Walker is most well known as a Pulitzer Prize-winning author. She has published multiple works in a myriad of forms – novels and short story collections, poetry collections, and nonfiction. Her first publication was a collection of poetry, Once (1968). This collection combined her experiences during the Civil Rights movement and her travels to Africa, the philosophy of Camus, and Japanese haiku, as well as her experiences with an unplanned pregnancy in 1964 upon her return to her senior year of college at Sarah Lawrence. The poems in the collection speak openly about love, suicide, and the mental and physical anguish she experienced before deciding to have an abortion. Walker has continued to publish poetry, including a second volume entitled Revolutionary Petunias and Other Poems (1973). This collection revisits her southern past and challenge political militancy. The collection won the Lillian Smith Book Award in 1973.
Walker has written several short story collections. Notable among these is the short story “To Hell with Dying,” which was included in Langston Hughes’ 1967 anthology The Best Short Stories by Negro Writers. It was later reprinted in Walker’s first collection of short stories, In Love and Trouble: Stories of Black Women (1973). She has also written essays, usually of autobiographical reflection. Notably, the collection In Search of Our Mother’s Gardens: Womanist Prose (1983) reflects her ideological take on feminist thought. This collection coins the term "womanist," characterizing her own take on black feminist thought. This collection won the Lillian Smith Book Award in 1984.

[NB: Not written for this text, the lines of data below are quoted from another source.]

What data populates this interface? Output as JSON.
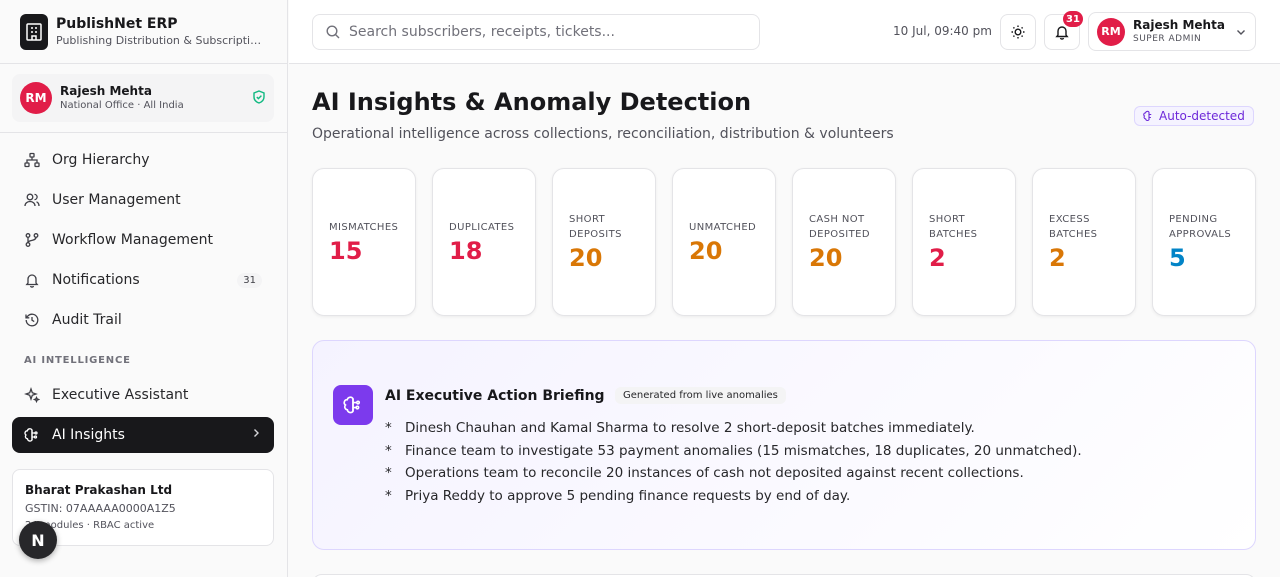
{
  "brand": {
    "title": "PublishNet ERP",
    "subtitle": "Publishing Distribution & Subscriptions"
  },
  "current_user": {
    "initials": "RM",
    "name": "Rajesh Mehta",
    "scope": "National Office · All India",
    "role": "SUPER ADMIN"
  },
  "sidebar": {
    "items": [
      {
        "label": "Org Hierarchy",
        "icon": "org-hierarchy-icon"
      },
      {
        "label": "User Management",
        "icon": "users-icon"
      },
      {
        "label": "Workflow Management",
        "icon": "git-branch-icon"
      },
      {
        "label": "Notifications",
        "icon": "bell-icon",
        "badge": "31"
      },
      {
        "label": "Audit Trail",
        "icon": "history-icon"
      }
    ],
    "section_label": "AI INTELLIGENCE",
    "ai_items": [
      {
        "label": "Executive Assistant",
        "icon": "sparkles-icon"
      },
      {
        "label": "AI Insights",
        "icon": "brain-icon",
        "active": true
      }
    ]
  },
  "company": {
    "name": "Bharat Prakashan Ltd",
    "gstin": "GSTIN: 07AAAAA0000A1Z5",
    "modules": "24 modules · RBAC active"
  },
  "fab_label": "N",
  "header": {
    "search_placeholder": "Search subscribers, receipts, tickets...",
    "datetime": "10 Jul, 09:40 pm",
    "notification_count": "31"
  },
  "page": {
    "title": "AI Insights & Anomaly Detection",
    "subtitle": "Operational intelligence across collections, reconciliation, distribution & volunteers",
    "chip": "Auto-detected"
  },
  "stats": [
    {
      "label": "MISMATCHES",
      "value": "15",
      "color": "#e11d48"
    },
    {
      "label": "DUPLICATES",
      "value": "18",
      "color": "#e11d48"
    },
    {
      "label": "SHORT DEPOSITS",
      "value": "20",
      "color": "#d97706"
    },
    {
      "label": "UNMATCHED",
      "value": "20",
      "color": "#d97706"
    },
    {
      "label": "CASH NOT DEPOSITED",
      "value": "20",
      "color": "#d97706"
    },
    {
      "label": "SHORT BATCHES",
      "value": "2",
      "color": "#e11d48"
    },
    {
      "label": "EXCESS BATCHES",
      "value": "2",
      "color": "#d97706"
    },
    {
      "label": "PENDING APPROVALS",
      "value": "5",
      "color": "#0284c7"
    }
  ],
  "briefing": {
    "title": "AI Executive Action Briefing",
    "chip": "Generated from live anomalies",
    "bullet": "*",
    "items": [
      "Dinesh Chauhan and Kamal Sharma to resolve 2 short-deposit batches immediately.",
      "Finance team to investigate 53 payment anomalies (15 mismatches, 18 duplicates, 20 unmatched).",
      "Operations team to reconcile 20 instances of cash not deposited against recent collections.",
      "Priya Reddy to approve 5 pending finance requests by end of day."
    ]
  },
  "colors": {
    "accent": "#7c3aed",
    "danger": "#e11d48",
    "warning": "#d97706",
    "info": "#0284c7",
    "dark": "#18181b"
  }
}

Walker's best known works are novels. She published her first book, The Third Life of Grange Copeland, in 1970. The novel focuses on Grange Copeland, a struggling tenant farmer in the Deep South around 1930. Walker focuses on the experiences of economic and social misfortune experienced by Copeland. Her most famous work is The Color Purple (1982). The novel won the Pulitzer Prize for Fiction in 1983, and was adapted into a film in 1985 by Steven Spielberg. The novel was also adapted into a musical which premiered at the Alliance Theatre in Atlanta in 2004 and opened on Broadway in 2005. The novel is epistolary, meaning that the narration occurs through a series of letters written by Celie. It details Celie’s childhood experiences, including incest and physical and emotional abuse, as well as her growing into a healthier adult.
Walker was inducted into the Georgia Writers Hall of Fame in 2001 for her accomplishments. She still writes, as well as blogs, on her personal website.